◆ WHAT YOU SHOULD DO: Every line below that holds "page" must be copied.
···
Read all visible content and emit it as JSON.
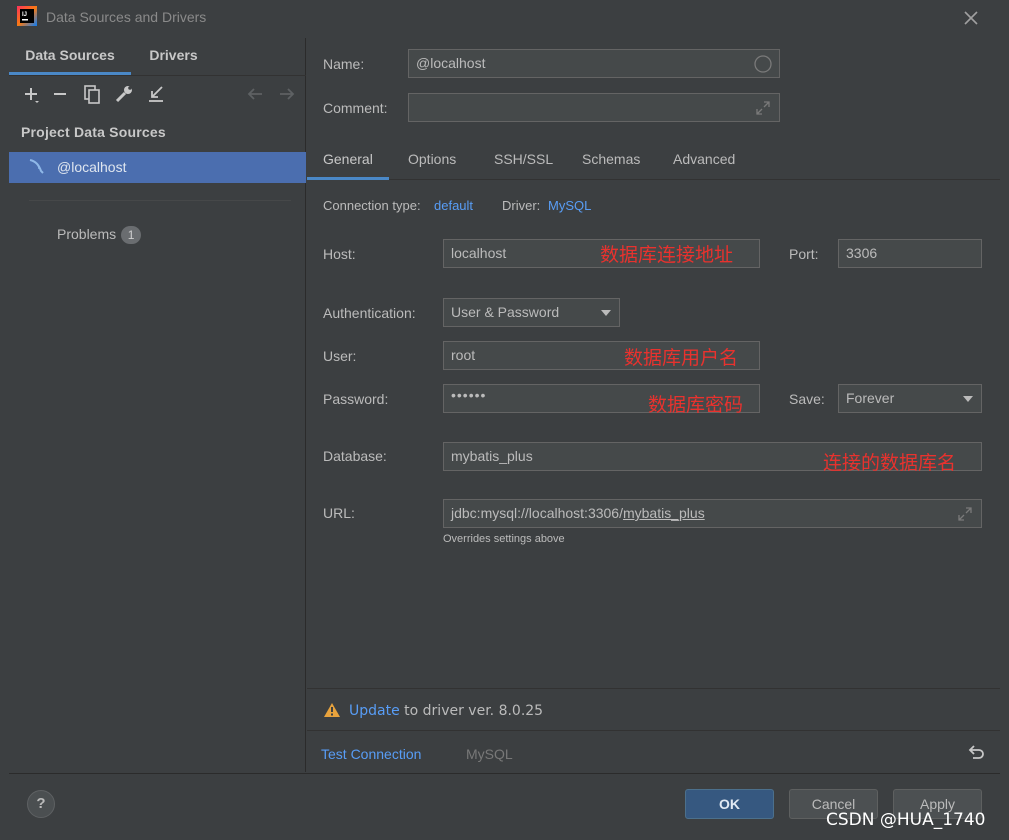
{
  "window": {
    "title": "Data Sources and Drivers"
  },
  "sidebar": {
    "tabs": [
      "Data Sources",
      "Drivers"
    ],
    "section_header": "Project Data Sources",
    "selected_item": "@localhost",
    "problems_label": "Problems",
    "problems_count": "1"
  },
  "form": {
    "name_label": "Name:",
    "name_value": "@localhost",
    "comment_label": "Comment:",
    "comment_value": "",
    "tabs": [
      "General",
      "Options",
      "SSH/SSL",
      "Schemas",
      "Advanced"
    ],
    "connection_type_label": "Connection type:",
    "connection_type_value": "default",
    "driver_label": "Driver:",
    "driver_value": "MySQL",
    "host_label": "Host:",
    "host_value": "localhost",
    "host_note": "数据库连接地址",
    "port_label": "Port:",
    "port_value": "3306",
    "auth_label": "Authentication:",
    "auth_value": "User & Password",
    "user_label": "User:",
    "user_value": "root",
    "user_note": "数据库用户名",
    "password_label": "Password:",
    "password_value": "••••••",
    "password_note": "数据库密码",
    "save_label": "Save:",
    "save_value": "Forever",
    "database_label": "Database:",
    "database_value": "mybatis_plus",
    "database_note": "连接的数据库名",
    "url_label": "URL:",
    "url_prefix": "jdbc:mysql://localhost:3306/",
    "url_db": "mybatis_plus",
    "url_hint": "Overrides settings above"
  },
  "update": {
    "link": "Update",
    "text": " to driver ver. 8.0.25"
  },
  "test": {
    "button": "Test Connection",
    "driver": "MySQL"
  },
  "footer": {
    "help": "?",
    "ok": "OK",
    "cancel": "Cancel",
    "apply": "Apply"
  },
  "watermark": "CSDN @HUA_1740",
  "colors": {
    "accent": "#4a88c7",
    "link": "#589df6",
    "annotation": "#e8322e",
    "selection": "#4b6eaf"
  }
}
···
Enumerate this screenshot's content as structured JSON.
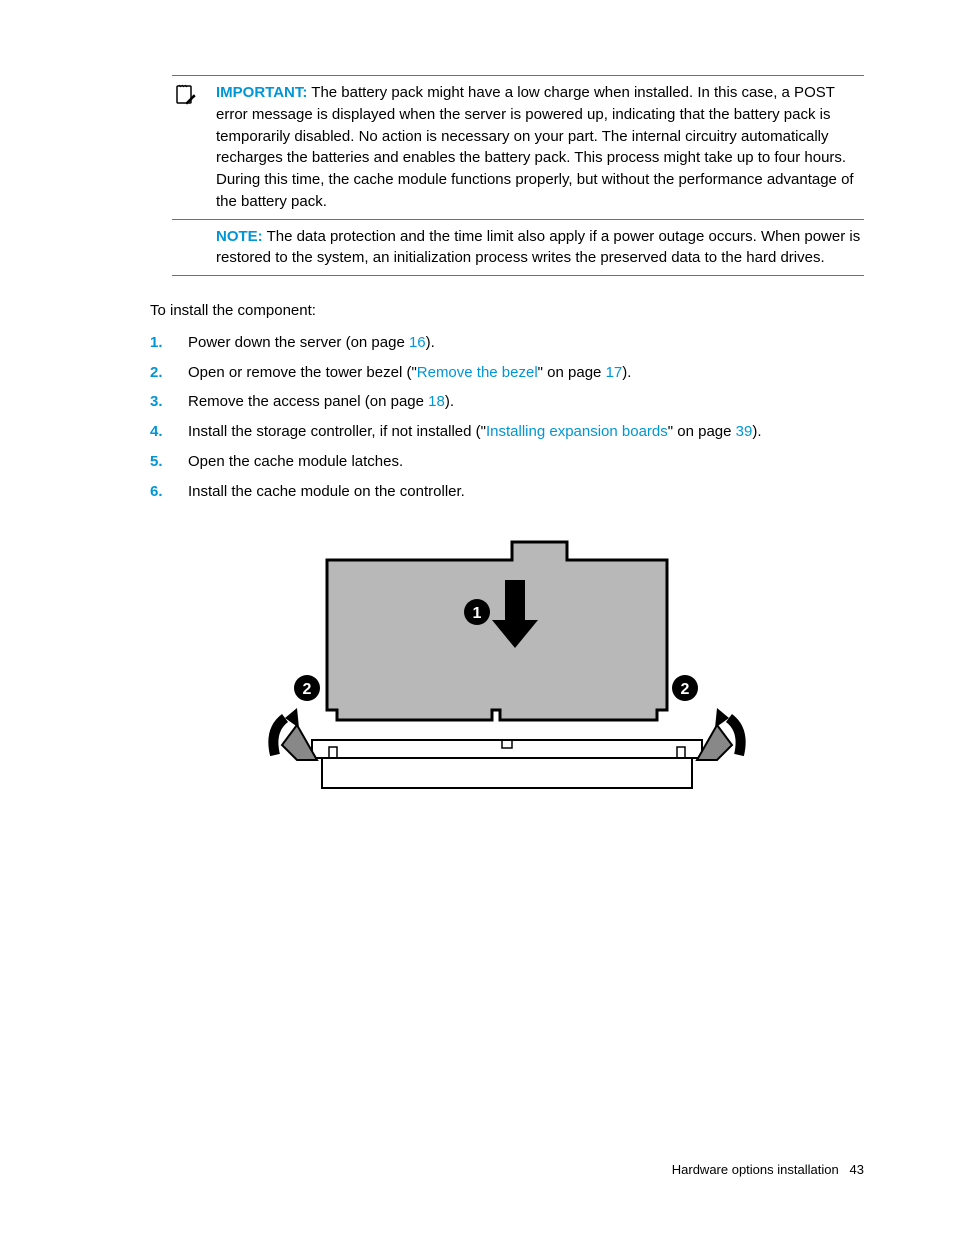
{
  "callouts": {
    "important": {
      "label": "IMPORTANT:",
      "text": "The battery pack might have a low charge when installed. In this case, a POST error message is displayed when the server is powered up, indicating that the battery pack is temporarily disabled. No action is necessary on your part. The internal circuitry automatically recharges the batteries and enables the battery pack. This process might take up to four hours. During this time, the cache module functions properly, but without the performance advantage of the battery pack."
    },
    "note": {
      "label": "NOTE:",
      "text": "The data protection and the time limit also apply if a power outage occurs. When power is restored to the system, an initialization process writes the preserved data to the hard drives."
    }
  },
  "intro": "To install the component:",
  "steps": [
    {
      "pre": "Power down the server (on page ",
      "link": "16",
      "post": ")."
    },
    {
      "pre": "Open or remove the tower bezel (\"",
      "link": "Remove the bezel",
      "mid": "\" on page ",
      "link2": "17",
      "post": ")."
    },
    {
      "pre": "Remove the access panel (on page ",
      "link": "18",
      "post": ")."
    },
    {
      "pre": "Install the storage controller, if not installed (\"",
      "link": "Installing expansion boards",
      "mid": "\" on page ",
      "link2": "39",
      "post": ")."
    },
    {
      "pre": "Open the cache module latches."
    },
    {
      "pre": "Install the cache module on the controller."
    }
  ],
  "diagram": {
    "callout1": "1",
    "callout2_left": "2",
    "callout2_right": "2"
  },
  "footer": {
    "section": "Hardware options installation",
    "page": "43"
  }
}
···
◆ SOLUTION:
      "pre": "Power down the server (on page ",
      "mid": "\" on page ",
      "pre": "Remove the access panel (on page ",
      "mid": "\" on page ",
    "page": "43"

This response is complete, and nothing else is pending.